Find all the lines in the entries below that hold the word "network" and copy them.

- _INFORMATION SUPPLIED_:
Content starts

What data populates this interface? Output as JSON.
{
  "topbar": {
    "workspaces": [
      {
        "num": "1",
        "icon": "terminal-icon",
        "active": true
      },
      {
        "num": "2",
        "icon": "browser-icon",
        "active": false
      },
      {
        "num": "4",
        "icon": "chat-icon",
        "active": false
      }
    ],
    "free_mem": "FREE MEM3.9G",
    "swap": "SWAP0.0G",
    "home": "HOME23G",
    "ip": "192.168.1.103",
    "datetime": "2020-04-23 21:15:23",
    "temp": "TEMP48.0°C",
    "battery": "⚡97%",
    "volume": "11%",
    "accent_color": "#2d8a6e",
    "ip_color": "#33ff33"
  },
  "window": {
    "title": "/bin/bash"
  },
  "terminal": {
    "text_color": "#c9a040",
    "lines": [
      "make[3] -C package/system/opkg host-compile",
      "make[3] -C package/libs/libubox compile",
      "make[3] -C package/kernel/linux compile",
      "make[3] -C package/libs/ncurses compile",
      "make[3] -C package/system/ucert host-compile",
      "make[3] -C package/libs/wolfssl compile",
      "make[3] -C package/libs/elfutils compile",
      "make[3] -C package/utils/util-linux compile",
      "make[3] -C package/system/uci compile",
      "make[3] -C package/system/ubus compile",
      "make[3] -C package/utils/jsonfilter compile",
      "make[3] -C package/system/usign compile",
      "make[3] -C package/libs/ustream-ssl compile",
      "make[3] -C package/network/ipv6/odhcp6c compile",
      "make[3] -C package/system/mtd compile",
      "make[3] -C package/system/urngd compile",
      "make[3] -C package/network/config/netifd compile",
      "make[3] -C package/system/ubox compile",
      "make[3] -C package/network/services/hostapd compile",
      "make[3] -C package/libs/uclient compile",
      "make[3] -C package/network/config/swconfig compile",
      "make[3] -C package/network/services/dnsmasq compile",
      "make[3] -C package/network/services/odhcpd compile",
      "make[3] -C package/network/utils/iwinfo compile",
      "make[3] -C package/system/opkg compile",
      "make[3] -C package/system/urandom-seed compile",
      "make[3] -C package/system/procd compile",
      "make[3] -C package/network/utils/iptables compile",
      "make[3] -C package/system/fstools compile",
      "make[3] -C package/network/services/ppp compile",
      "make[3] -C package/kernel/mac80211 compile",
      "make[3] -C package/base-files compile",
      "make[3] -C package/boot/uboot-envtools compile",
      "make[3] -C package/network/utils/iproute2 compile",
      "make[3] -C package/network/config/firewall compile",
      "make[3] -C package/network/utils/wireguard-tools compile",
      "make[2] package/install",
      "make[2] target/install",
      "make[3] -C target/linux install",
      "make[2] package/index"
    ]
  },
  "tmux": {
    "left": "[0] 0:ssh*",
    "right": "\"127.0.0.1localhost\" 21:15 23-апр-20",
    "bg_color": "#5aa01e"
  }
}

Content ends

- _FINISHED TASK_:
      "make[3] -C package/network/ipv6/odhcp6c compile",
      "make[3] -C package/network/config/netifd compile",
      "make[3] -C package/network/services/hostapd compile",
      "make[3] -C package/network/config/swconfig compile",
      "make[3] -C package/network/services/dnsmasq compile",
      "make[3] -C package/network/services/odhcpd compile",
      "make[3] -C package/network/utils/iwinfo compile",
      "make[3] -C package/network/utils/iptables compile",
      "make[3] -C package/network/services/ppp compile",
      "make[3] -C package/network/utils/iproute2 compile",
      "make[3] -C package/network/config/firewall compile",
      "make[3] -C package/network/utils/wireguard-tools compile",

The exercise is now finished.